■ **Your instructions**: The listing must be reproduced in full, exactly as it stands.

■ **Provided material**:
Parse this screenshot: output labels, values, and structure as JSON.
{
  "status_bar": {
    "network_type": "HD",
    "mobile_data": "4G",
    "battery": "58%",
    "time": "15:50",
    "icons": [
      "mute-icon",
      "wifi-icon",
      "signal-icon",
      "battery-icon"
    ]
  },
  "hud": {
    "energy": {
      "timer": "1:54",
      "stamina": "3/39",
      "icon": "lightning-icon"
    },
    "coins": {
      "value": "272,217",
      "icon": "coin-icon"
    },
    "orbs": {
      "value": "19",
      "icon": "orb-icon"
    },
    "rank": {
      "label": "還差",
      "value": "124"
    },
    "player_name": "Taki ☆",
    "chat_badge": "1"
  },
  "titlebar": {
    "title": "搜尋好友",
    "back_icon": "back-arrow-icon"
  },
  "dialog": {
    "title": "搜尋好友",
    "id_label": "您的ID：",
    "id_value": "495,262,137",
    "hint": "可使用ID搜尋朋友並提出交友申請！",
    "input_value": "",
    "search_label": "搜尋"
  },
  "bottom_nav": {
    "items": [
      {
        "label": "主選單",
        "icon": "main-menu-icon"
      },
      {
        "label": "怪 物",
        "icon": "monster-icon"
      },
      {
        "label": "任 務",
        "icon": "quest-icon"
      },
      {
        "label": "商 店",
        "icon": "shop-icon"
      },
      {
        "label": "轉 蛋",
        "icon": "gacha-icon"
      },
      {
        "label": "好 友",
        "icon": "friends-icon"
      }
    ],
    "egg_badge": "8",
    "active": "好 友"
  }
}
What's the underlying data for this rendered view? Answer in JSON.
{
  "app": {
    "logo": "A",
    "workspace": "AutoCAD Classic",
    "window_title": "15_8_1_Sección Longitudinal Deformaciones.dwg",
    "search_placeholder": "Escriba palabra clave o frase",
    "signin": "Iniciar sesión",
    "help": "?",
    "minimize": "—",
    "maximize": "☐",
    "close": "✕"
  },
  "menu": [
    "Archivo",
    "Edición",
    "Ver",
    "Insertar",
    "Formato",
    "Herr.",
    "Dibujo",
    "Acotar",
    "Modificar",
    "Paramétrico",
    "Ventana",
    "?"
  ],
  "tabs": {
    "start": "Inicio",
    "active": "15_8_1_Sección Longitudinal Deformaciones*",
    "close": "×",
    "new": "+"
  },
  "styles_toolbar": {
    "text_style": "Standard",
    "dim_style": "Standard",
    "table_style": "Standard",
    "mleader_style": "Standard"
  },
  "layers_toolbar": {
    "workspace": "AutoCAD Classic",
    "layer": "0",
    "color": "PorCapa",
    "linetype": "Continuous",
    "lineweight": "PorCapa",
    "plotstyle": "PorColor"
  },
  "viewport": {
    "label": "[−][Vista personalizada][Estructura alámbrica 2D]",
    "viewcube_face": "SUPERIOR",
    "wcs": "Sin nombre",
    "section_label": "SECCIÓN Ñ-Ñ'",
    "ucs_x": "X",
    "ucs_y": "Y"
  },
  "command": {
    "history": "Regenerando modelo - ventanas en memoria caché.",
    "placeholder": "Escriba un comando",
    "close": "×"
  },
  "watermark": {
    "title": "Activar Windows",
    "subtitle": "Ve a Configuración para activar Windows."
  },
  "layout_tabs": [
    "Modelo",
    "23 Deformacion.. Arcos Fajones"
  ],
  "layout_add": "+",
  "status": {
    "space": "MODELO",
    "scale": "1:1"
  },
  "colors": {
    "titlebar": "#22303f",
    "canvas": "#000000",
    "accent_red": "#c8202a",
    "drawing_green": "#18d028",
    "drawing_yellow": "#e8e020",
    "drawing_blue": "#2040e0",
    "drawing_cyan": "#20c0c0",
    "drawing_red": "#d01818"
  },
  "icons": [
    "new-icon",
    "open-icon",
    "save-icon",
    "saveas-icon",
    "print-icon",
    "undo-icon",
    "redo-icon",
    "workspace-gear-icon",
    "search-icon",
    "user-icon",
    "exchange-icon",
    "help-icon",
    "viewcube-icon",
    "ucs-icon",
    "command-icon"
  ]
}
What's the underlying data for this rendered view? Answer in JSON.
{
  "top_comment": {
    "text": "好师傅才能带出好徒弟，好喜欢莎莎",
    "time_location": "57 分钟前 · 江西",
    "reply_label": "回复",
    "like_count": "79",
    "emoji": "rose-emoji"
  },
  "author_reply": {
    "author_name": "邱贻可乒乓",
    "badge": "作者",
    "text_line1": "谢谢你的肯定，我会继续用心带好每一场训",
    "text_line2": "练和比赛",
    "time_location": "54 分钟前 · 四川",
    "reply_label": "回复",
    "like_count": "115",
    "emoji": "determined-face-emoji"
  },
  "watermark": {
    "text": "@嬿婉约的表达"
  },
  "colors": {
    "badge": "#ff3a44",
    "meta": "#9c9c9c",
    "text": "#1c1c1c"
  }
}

■ **Expected answer**:
Parse this screenshot: output labels, values, and structure as JSON.
{
  "status_bar": {
    "network_type": "HD",
    "mobile_data": "4G",
    "battery": "58%",
    "time": "15:50",
    "icons": [
      "mute-icon",
      "wifi-icon",
      "signal-icon",
      "battery-icon"
    ]
  },
  "hud": {
    "energy": {
      "timer": "1:54",
      "stamina": "3/39",
      "icon": "lightning-icon"
    },
    "coins": {
      "value": "272,217",
      "icon": "coin-icon"
    },
    "orbs": {
      "value": "19",
      "icon": "orb-icon"
    },
    "rank": {
      "label": "還差",
      "value": "124"
    },
    "player_name": "Taki ☆",
    "chat_badge": "1"
  },
  "titlebar": {
    "title": "搜尋好友",
    "back_icon": "back-arrow-icon"
  },
  "dialog": {
    "title": "搜尋好友",
    "id_label": "您的ID：",
    "id_value": "495,262,137",
    "hint": "可使用ID搜尋朋友並提出交友申請！",
    "input_value": "",
    "search_label": "搜尋"
  },
  "bottom_nav": {
    "items": [
      {
        "label": "主選單",
        "icon": "main-menu-icon"
      },
      {
        "label": "怪 物",
        "icon": "monster-icon"
      },
      {
        "label": "任 務",
        "icon": "quest-icon"
      },
      {
        "label": "商 店",
        "icon": "shop-icon"
      },
      {
        "label": "轉 蛋",
        "icon": "gacha-icon"
      },
      {
        "label": "好 友",
        "icon": "friends-icon"
      }
    ],
    "egg_badge": "8",
    "active": "好 友"
  }
}
What's the underlying data for this rendered view? Answer in JSON.
{
  "app": {
    "logo": "A",
    "workspace": "AutoCAD Classic",
    "window_title": "15_8_1_Sección Longitudinal Deformaciones.dwg",
    "search_placeholder": "Escriba palabra clave o frase",
    "signin": "Iniciar sesión",
    "help": "?",
    "minimize": "—",
    "maximize": "☐",
    "close": "✕"
  },
  "menu": [
    "Archivo",
    "Edición",
    "Ver",
    "Insertar",
    "Formato",
    "Herr.",
    "Dibujo",
    "Acotar",
    "Modificar",
    "Paramétrico",
    "Ventana",
    "?"
  ],
  "tabs": {
    "start": "Inicio",
    "active": "15_8_1_Sección Longitudinal Deformaciones*",
    "close": "×",
    "new": "+"
  },
  "styles_toolbar": {
    "text_style": "Standard",
    "dim_style": "Standard",
    "table_style": "Standard",
    "mleader_style": "Standard"
  },
  "layers_toolbar": {
    "workspace": "AutoCAD Classic",
    "layer": "0",
    "color": "PorCapa",
    "linetype": "Continuous",
    "lineweight": "PorCapa",
    "plotstyle": "PorColor"
  },
  "viewport": {
    "label": "[−][Vista personalizada][Estructura alámbrica 2D]",
    "viewcube_face": "SUPERIOR",
    "wcs": "Sin nombre",
    "section_label": "SECCIÓN Ñ-Ñ'",
    "ucs_x": "X",
    "ucs_y": "Y"
  },
  "command": {
    "history": "Regenerando modelo - ventanas en memoria caché.",
    "placeholder": "Escriba un comando",
    "close": "×"
  },
  "watermark": {
    "title": "Activar Windows",
    "subtitle": "Ve a Configuración para activar Windows."
  },
  "layout_tabs": [
    "Modelo",
    "23 Deformacion.. Arcos Fajones"
  ],
  "layout_add": "+",
  "status": {
    "space": "MODELO",
    "scale": "1:1"
  },
  "colors": {
    "titlebar": "#22303f",
    "canvas": "#000000",
    "accent_red": "#c8202a",
    "drawing_green": "#18d028",
    "drawing_yellow": "#e8e020",
    "drawing_blue": "#2040e0",
    "drawing_cyan": "#20c0c0",
    "drawing_red": "#d01818"
  },
  "icons": [
    "new-icon",
    "open-icon",
    "save-icon",
    "saveas-icon",
    "print-icon",
    "undo-icon",
    "redo-icon",
    "workspace-gear-icon",
    "search-icon",
    "user-icon",
    "exchange-icon",
    "help-icon",
    "viewcube-icon",
    "ucs-icon",
    "command-icon"
  ]
}
What's the underlying data for this rendered view? Answer in JSON.
{
  "top_comment": {
    "text": "好师傅才能带出好徒弟，好喜欢莎莎",
    "time_location": "57 分钟前 · 江西",
    "reply_label": "回复",
    "like_count": "79",
    "emoji": "rose-emoji"
  },
  "author_reply": {
    "author_name": "邱贻可乒乓",
    "badge": "作者",
    "text_line1": "谢谢你的肯定，我会继续用心带好每一场训",
    "text_line2": "练和比赛",
    "time_location": "54 分钟前 · 四川",
    "reply_label": "回复",
    "like_count": "115",
    "emoji": "determined-face-emoji"
  },
  "watermark": {
    "text": "@嬿婉约的表达"
  },
  "colors": {
    "badge": "#ff3a44",
    "meta": "#9c9c9c",
    "text": "#1c1c1c"
  }
}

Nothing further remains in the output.